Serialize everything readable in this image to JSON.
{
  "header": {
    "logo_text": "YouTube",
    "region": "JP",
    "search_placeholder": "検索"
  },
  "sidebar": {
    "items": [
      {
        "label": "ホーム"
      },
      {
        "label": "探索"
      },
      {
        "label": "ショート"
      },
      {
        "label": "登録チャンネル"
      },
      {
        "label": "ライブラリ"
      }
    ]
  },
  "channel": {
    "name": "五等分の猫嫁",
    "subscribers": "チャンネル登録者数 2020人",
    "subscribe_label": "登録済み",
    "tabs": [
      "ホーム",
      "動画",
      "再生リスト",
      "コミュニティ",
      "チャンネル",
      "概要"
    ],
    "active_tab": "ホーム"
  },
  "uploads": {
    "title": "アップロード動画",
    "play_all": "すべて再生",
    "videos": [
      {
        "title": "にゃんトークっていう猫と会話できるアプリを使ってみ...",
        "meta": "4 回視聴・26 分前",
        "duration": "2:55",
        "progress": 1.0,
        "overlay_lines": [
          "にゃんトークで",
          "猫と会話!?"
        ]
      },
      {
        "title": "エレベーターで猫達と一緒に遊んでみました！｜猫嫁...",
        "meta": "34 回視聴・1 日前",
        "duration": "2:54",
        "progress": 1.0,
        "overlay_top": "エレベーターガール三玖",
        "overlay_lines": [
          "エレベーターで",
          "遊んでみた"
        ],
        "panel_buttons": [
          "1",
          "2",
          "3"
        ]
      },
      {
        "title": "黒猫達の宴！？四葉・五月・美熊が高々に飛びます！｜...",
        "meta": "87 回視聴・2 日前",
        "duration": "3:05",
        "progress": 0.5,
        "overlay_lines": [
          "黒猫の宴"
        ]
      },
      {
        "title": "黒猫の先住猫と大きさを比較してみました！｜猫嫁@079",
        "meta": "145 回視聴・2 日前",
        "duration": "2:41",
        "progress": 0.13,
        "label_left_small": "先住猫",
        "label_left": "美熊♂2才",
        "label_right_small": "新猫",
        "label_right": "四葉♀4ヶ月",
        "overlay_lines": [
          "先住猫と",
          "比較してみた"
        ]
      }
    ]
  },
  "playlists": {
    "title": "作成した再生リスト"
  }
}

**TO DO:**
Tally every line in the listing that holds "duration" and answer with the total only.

**RESPONSE FOR THIS EXERCISE:**
4